Bottom Line: The low-cost solar driers were effective found in removing water from the fish resulting in significant loss of weight and moisture.These low-cost driers are simple to construct, materials for its construction readily available, easy to maintain and operate, hygienic in use, reliable, effective, occupies less area, dry products faster with increased shelf-life, save man-hour, user-friendly, use renewable energy, protect the drying samples from filthiness, wetness, and invasion by pests, insects, and microbes, with well-dried, high-quality, and better preserved final products.The adoption and use any of these low-cost solar driers by artisanal fishermen and general household in sub-Saharan Africa will not only help in reducing post catch losses, but also ensure food safety and security as there is abundant solar energy in these sub-Saharan African tropical countries for the operation of the driers.

View Article: PubMed Central - PubMed

Affiliation: Department of Zoology, University of Ilorin Ilorin, Nigeria.

ABSTRACT
This study was done to evaluate the drying performance, efficiency, and effectiveness of five different types of improved low-cost solar driers in terms of moisture loss from two tropical African fish species Clarias gariepinus (African sharp tooth catfish) and Oreochromis niloticus (Nile tilapia) and testing the organoleptic characteristics of the dried samples.
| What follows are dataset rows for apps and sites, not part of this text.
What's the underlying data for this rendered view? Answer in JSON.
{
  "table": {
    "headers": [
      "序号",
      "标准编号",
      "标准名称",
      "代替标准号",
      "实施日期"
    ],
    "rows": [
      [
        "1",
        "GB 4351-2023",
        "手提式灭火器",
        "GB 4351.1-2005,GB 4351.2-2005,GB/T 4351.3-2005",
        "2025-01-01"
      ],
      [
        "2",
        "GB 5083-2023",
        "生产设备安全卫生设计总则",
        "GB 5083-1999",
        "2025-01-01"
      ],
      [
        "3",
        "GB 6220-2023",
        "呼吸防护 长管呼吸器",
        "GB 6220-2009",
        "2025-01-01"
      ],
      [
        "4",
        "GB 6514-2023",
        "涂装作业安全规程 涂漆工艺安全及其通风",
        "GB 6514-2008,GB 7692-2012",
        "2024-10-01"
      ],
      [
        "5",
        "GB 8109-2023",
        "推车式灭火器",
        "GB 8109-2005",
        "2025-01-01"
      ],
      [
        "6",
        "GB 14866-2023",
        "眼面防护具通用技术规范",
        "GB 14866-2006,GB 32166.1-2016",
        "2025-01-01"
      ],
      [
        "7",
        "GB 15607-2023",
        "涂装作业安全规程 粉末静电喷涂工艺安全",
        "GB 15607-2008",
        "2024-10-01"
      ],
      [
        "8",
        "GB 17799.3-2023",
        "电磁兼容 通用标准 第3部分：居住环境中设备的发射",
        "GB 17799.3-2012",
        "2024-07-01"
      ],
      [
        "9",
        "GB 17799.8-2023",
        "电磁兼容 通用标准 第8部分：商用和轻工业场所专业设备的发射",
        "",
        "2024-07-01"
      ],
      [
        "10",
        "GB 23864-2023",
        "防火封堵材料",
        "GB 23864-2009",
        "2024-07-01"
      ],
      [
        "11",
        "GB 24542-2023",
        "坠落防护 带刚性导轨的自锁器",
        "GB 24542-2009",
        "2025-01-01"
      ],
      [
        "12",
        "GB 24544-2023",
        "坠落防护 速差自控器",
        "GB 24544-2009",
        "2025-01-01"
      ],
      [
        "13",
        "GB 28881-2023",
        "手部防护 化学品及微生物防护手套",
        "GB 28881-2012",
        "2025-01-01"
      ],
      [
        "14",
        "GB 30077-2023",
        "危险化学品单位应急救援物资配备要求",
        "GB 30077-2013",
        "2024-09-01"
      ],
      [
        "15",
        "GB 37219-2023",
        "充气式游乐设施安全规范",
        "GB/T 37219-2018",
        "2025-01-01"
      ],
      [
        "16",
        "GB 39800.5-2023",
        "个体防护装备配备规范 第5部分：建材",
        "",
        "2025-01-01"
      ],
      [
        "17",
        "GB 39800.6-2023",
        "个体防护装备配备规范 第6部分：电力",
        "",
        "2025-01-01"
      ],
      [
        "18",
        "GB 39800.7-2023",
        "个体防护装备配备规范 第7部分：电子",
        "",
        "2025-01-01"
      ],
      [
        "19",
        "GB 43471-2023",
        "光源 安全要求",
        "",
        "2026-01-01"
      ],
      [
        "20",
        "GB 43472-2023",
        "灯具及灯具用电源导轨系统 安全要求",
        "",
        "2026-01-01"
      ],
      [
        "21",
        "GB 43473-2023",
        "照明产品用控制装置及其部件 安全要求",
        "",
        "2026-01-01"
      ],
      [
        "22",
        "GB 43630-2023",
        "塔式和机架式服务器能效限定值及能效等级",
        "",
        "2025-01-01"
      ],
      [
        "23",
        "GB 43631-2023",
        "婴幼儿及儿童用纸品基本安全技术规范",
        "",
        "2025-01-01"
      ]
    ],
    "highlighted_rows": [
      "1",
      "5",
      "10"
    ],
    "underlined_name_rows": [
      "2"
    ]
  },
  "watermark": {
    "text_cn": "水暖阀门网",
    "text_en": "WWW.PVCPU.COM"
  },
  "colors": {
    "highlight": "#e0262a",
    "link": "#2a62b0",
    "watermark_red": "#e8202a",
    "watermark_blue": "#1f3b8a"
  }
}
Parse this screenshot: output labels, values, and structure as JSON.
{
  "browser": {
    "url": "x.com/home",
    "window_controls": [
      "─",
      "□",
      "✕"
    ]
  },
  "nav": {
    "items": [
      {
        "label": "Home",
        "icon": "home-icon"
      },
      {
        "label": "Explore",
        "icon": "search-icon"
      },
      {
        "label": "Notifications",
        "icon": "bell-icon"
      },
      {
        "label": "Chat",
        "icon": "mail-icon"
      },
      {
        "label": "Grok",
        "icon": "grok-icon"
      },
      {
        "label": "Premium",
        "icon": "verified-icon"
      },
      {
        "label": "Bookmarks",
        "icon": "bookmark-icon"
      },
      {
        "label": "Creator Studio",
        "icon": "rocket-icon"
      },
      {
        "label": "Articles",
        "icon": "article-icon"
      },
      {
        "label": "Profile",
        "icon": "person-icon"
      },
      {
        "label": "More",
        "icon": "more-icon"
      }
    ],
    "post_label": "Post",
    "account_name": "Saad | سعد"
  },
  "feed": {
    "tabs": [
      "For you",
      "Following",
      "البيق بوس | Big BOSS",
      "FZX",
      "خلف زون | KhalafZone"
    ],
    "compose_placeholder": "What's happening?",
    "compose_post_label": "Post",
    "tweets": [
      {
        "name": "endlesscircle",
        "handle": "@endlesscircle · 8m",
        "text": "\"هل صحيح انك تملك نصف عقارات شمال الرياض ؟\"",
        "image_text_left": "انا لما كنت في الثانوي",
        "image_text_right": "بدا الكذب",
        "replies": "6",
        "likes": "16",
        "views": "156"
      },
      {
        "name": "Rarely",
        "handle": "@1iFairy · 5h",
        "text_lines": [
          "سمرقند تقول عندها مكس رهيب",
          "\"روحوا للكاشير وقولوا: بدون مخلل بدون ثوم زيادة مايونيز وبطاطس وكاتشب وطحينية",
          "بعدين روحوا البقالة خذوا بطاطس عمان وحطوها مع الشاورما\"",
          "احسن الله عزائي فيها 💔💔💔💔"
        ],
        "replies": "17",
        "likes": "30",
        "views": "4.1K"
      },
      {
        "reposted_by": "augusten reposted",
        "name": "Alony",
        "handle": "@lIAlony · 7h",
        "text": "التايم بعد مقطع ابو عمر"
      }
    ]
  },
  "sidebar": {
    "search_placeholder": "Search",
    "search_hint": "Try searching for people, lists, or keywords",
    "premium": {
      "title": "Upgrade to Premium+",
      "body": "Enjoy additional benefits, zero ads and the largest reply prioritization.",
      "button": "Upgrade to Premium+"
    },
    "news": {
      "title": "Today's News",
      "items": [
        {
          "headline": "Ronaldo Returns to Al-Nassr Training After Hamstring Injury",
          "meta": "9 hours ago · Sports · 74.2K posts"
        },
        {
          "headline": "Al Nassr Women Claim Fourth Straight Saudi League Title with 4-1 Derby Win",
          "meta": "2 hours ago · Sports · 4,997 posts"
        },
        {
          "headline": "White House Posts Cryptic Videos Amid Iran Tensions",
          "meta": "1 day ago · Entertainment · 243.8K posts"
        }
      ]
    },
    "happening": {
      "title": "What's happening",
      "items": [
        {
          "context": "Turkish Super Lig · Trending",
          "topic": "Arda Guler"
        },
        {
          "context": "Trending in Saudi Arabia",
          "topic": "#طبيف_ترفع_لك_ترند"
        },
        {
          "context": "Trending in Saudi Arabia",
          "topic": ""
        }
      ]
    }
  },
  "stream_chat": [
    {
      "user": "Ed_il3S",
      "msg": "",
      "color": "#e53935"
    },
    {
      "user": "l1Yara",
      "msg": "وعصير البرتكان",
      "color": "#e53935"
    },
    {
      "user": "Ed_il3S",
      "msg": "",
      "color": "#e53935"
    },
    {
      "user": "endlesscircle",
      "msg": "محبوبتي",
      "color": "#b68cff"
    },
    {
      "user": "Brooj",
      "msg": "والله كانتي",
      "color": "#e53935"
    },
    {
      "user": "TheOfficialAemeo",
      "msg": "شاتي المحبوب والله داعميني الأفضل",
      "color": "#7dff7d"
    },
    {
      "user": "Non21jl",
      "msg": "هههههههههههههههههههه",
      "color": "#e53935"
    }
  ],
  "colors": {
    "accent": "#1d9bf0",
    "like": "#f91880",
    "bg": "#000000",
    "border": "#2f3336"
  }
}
The driers used were made from plastic, aluminum, glass, glass with black igneous stone, and mosquito net, with traditional direct open-sun drying as a control. A significant (P < 0.05) decrease in weight resulting from moisture loss in the two fish species was observed in all the driers, with the highest reduction occurring in the glass drier containing black stone. The rate of weight loss was faster in the first 4 days of drying with black stone-inserted glass drier showing the fastest drying rate with a constant weight in C. gariepinus attained on the 11th day and in O. niloticus on the eighth day. The slowest drier was plastic where a constant weight of the species were recorded on and 13th day and 11th day, respectively. Volunteers were used to assess the organoleptic characteristics of the dried samples and they showed lowest acceptability for the open-sun drying, while samples from the glass drier containing black stone had the highest acceptability in terms of the taste, flavor, appearance, texture, odor, palatability, and shelf-life. The low-cost solar driers were effective found in removing water from the fish resulting in significant loss of weight and moisture. The highest drying time, efficient performance, drying effectiveness, and high acceptability of the organoleptic parameters of the dried products from the black stone-inserted glass drier were due to the ability of the glass and the black stone to retain, transmit, and radiate heat to the fish sample all the time (day and night). These low-cost driers are simple to construct, materials for its construction readily available, easy to maintain and operate, hygienic in use, reliable, effective, occupies less area, dry products faster with increased shelf-life, save man-hour, user-friendly, use renewable energy, protect the drying samples from filthiness, wetness, and invasion by pests, insects, and microbes, with well-dried, high-quality, and better preserved final products. The adoption and use any of these low-cost solar driers by artisanal fishermen and general household in sub-Saharan Africa will not only help in reducing post catch losses, but also ensure food safety and security as there is abundant solar energy in these sub-Saharan African tropical countries for the operation of the driers.

No MeSH data available.


Related in: MedlinePlus